→ ASSIGNMENT: What is needed is the number of lines below that contain the string "content", with no other text.

→ PROVIDED INFORMATION:
= Beginning of Section =

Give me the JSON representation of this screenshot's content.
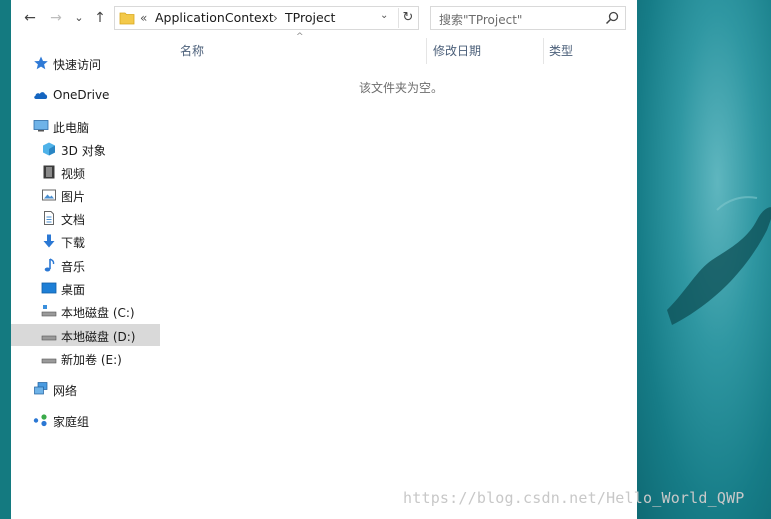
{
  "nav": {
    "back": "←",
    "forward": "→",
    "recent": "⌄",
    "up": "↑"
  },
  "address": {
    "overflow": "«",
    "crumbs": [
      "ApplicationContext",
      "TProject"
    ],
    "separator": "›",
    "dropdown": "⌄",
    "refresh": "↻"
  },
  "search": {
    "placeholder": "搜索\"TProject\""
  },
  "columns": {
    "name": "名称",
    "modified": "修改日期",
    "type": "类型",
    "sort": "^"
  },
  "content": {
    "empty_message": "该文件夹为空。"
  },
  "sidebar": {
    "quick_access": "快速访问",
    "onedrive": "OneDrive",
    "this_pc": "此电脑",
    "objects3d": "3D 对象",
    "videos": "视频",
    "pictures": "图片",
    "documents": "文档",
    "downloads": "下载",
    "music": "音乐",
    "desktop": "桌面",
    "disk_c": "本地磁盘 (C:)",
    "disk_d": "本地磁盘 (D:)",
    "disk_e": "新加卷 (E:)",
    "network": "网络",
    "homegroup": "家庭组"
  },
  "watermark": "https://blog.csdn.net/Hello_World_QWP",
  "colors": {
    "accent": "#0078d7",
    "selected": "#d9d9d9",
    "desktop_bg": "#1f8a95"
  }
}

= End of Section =
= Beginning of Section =

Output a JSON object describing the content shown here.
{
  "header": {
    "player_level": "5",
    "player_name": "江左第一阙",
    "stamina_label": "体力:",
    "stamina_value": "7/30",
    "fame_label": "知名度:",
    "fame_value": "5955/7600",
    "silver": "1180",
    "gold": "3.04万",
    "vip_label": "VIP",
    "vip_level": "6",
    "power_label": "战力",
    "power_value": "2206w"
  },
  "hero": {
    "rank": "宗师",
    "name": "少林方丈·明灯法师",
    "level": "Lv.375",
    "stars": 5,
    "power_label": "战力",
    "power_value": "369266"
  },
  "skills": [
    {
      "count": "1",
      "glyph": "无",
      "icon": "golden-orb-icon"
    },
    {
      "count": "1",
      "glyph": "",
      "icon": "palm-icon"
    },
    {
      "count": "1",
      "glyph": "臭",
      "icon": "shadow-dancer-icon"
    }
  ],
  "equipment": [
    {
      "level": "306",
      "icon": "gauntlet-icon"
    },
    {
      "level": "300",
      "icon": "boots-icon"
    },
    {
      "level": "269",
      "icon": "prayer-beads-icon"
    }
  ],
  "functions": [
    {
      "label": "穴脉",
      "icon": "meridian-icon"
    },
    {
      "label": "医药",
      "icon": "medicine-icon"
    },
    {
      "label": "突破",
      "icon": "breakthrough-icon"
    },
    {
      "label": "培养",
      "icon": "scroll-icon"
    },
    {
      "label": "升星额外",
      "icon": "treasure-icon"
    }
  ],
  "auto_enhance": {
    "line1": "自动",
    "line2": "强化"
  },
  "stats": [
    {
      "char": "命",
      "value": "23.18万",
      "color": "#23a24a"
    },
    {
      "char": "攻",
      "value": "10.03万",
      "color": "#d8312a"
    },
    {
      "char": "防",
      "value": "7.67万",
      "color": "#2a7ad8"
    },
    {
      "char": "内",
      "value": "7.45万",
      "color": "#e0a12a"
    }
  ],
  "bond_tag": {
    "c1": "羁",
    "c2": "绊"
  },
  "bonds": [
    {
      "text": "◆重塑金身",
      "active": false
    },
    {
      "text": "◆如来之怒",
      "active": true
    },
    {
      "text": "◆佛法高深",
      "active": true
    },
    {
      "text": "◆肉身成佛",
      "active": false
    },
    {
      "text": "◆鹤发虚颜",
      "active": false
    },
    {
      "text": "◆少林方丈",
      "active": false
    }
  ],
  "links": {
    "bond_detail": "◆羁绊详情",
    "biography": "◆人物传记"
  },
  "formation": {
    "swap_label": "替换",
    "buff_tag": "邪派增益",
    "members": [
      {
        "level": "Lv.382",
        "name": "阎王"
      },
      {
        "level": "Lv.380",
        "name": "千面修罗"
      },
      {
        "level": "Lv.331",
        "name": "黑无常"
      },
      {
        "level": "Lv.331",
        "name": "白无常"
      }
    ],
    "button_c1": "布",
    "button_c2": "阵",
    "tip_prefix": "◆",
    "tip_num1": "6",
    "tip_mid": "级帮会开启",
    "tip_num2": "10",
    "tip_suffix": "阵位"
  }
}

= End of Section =

→ RESULT: 3